Foot and ankle emergencies happen every day. Broken bones, dislocations, sprains, contusions, infections and other serious injuries can occur at any time. Early attention is vitally important. Whenever you sustain a foot or ankle injury, you should seek immediate treatment from a podiatrist. 

Common myths

"It can't be broken, because I can move it." False 
This widespread idea has kept many fractures from receiving proper treatment. The trust is that often you can walk with certain kinds of fractures. Some common examples: breaks of the thinner of the two leg bones; small ‘chip' fracture of either foot or ankle bones; and the frequently neglected fracture of a toe.

"If you break a toe, immediate care isn't necessary." False 
A toe fracture needs prompt attention. If X-rays reveal it to be a simple displaced fracture, care by your podiatrist usually can produce rapid relief. However, X-rays might identify a displaced or angulated break. In such cases, prompt realignment of the fracture by your podiatric physician will help prevent improper or incomplete healing. Many patients develop post-fracture deformity of a toe, which in turn results in formation of a painfully deformed toe with a most painful corn. A good general rule is: Seek prompt treatment for injury to foot bones.

"If you have a foot or ankle injury, soak it in hot water immediately." False 
Do not use heat or hot water if you suspect a fracture, sprain, or dislocation. Heat promotes blood flow, causing greater swelling. More swelling means greater pressure on the nerves, which causes more pain. An ice bag wrapped in a towel has a contracting effect on blood vessels, produces a numbing effect, and prevents swelling and pain. After seeing a podiatrist, warm compresses and soaks may be used.

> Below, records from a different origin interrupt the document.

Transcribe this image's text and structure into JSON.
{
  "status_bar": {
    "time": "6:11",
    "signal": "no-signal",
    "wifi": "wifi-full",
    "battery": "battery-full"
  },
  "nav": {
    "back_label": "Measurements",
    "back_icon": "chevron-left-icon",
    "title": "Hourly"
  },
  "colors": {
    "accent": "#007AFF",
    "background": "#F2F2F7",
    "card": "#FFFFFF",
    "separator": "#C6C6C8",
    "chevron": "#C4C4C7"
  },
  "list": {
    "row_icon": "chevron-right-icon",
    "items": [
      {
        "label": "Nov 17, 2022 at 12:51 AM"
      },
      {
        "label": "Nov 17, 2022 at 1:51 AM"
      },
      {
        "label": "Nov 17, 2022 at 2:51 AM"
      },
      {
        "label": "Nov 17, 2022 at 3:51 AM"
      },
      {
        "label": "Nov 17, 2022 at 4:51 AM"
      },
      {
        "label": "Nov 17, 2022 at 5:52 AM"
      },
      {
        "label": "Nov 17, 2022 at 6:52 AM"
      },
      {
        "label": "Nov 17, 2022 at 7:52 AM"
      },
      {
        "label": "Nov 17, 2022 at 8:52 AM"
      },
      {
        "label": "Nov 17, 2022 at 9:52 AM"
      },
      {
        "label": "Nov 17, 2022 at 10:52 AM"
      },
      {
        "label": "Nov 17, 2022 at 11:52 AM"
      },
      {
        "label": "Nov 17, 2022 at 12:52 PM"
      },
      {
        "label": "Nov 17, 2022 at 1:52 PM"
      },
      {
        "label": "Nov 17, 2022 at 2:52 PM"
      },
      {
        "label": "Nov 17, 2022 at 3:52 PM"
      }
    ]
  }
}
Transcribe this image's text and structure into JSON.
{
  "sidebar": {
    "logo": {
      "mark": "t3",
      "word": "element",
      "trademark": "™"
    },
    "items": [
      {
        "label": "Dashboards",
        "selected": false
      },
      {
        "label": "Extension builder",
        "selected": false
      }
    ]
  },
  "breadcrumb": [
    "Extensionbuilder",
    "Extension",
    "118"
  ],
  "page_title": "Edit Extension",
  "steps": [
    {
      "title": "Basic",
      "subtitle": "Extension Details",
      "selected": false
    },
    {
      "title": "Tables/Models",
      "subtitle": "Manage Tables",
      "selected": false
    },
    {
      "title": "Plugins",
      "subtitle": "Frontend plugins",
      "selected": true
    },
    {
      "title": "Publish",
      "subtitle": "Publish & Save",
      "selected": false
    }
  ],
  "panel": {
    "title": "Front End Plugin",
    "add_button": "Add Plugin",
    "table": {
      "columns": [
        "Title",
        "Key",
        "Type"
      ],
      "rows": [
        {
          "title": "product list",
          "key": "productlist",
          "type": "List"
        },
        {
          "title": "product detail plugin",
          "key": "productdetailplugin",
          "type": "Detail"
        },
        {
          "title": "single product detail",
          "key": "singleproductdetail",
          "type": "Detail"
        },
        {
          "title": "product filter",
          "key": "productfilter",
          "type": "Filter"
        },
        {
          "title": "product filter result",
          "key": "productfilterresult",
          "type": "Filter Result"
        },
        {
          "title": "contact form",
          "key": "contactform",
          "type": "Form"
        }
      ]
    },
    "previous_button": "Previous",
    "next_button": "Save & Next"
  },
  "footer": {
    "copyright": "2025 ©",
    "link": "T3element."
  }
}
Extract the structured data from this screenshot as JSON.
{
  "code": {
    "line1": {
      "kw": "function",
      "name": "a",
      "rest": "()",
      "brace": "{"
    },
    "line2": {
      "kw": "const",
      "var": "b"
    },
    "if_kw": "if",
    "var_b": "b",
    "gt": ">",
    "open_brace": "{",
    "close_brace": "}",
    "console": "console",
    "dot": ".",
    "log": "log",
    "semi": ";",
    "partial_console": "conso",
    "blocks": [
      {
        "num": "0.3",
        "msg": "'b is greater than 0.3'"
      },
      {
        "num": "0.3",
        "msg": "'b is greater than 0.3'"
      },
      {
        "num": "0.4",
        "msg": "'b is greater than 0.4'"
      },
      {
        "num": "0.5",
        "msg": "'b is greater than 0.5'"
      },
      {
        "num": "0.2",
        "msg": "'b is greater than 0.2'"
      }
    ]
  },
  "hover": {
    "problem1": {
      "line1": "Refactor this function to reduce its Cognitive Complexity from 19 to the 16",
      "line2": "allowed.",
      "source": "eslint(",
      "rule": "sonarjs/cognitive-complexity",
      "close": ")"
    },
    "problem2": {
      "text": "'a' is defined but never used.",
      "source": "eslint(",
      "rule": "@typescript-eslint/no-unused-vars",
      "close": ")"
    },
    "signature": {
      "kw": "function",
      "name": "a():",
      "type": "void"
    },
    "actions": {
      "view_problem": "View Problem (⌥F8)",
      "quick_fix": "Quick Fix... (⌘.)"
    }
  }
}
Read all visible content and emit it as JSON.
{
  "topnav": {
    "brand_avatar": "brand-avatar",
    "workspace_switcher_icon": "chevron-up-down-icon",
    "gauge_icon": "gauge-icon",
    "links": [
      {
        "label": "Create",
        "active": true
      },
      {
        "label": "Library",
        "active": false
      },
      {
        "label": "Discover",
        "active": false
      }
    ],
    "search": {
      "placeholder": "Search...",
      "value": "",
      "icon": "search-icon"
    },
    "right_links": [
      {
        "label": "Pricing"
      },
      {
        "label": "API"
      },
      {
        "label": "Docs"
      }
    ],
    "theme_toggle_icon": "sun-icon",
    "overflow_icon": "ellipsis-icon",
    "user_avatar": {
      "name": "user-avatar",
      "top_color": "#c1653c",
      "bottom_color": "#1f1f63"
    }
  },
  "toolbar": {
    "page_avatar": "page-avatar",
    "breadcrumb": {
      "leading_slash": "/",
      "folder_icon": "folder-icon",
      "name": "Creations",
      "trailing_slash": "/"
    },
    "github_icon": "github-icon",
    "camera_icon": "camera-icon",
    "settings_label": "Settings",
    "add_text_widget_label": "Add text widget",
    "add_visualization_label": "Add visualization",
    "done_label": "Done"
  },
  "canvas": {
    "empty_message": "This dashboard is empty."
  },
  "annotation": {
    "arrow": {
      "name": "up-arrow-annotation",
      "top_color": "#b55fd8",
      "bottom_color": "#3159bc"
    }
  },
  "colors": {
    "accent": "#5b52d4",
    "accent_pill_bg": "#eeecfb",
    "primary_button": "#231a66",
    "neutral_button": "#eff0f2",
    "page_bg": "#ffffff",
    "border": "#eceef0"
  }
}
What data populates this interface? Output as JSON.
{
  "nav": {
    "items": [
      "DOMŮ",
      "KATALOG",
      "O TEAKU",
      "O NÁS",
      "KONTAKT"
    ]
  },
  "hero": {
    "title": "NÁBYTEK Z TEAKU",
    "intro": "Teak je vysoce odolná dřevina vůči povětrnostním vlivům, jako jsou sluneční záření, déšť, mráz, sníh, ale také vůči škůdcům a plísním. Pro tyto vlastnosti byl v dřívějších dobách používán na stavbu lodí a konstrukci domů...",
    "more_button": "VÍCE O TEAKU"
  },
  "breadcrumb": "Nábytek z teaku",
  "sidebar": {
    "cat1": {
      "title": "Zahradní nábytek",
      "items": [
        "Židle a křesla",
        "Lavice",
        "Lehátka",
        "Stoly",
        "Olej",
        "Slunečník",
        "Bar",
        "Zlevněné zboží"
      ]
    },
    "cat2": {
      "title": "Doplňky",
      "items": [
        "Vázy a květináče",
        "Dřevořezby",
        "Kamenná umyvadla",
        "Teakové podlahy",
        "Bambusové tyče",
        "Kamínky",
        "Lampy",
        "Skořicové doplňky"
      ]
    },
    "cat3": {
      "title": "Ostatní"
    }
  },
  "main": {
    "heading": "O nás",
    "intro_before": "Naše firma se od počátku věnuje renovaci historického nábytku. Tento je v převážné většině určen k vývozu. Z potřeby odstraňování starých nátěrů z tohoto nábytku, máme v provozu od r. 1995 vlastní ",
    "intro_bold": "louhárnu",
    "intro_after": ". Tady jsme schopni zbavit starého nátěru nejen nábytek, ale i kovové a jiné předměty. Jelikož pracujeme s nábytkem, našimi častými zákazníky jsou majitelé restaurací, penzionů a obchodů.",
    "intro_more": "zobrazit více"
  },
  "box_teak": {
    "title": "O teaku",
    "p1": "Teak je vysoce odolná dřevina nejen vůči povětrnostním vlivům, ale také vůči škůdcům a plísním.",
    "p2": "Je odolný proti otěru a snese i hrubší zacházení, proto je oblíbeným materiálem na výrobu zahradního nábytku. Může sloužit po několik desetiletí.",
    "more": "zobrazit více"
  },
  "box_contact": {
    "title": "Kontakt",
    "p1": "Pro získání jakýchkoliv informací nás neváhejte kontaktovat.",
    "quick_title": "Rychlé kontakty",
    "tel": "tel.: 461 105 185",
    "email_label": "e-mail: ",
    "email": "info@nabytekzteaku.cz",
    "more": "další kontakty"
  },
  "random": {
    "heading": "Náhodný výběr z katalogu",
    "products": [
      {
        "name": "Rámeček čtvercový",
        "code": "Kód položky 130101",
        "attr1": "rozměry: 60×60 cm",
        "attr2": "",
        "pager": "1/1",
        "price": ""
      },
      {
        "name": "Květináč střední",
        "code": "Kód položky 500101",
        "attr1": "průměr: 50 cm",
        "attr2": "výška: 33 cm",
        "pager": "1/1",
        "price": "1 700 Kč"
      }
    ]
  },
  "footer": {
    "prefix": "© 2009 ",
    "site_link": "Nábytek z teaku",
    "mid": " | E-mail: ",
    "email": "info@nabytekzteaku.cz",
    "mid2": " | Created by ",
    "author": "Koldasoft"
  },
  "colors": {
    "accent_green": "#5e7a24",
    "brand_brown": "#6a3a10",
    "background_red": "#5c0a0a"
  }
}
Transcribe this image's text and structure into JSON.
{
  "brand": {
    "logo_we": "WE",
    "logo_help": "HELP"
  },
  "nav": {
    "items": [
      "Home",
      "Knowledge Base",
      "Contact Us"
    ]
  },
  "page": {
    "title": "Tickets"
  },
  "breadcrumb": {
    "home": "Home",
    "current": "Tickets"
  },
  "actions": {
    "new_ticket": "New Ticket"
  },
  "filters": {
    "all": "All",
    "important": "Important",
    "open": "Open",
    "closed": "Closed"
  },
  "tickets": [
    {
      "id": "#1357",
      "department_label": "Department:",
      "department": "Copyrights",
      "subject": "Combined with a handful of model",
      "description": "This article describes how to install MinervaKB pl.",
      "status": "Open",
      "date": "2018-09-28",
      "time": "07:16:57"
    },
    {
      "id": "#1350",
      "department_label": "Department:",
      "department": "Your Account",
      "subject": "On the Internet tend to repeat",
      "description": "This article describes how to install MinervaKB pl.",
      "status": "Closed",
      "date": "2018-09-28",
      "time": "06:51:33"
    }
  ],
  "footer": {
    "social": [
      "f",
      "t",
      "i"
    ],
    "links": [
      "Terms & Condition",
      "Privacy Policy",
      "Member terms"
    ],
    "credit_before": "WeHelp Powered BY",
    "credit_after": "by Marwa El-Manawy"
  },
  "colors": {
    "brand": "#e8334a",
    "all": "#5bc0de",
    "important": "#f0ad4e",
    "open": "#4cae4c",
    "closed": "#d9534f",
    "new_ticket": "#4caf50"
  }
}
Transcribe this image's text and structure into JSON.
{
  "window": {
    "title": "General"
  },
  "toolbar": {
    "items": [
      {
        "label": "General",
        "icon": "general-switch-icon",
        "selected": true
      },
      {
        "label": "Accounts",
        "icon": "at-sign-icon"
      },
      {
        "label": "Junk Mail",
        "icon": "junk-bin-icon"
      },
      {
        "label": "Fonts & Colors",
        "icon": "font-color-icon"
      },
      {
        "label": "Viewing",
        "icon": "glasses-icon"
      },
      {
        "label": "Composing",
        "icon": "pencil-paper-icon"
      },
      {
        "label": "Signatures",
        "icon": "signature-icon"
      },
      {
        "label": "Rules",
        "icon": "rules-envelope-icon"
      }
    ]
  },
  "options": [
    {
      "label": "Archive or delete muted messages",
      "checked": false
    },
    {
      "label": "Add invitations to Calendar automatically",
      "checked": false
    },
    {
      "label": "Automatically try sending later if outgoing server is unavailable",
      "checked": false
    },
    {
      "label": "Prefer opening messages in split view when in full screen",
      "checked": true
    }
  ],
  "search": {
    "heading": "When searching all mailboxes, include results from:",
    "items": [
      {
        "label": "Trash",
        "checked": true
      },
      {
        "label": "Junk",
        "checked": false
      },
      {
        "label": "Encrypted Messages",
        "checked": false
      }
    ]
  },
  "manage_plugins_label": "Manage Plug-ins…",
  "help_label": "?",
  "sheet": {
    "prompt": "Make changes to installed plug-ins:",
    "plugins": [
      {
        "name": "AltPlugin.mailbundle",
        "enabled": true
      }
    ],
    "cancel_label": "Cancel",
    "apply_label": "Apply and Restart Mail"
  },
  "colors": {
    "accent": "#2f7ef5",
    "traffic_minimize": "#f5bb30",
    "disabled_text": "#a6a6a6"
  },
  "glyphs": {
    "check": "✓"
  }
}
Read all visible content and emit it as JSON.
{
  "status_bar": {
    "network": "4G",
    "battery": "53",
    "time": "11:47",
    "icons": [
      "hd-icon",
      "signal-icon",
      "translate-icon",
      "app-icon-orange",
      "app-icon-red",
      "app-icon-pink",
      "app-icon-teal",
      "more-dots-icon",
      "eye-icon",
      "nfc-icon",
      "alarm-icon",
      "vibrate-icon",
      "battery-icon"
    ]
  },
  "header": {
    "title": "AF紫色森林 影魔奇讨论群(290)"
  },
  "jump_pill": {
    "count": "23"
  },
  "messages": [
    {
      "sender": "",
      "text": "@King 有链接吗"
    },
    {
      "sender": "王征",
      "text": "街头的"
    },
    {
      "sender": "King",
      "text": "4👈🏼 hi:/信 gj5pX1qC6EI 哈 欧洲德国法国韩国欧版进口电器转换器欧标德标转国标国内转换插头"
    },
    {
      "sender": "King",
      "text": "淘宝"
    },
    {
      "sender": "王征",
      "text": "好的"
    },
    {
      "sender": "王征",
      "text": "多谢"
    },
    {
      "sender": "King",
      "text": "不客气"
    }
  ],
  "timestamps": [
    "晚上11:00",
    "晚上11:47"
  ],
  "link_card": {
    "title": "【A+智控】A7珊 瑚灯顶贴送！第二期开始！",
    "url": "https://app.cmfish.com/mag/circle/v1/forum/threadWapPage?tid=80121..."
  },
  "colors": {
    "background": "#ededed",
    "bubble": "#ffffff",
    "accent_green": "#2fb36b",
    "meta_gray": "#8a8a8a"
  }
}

"Applying an elastic bandage to a severely sprained ankle is adequate treatment." False 
Ankle sprains often mean torn or severely overstretched ligaments, and they should receive immediate care. X-ray examination, immobilisation by casting or splinting, and physiotherapy to insure a normal recovery all may be indicated. Surgery may even be necessary.

"The terms ‘fracture,' ‘break,' and ‘crack' are all different." False 
All of these words can be used to describe a broken bone.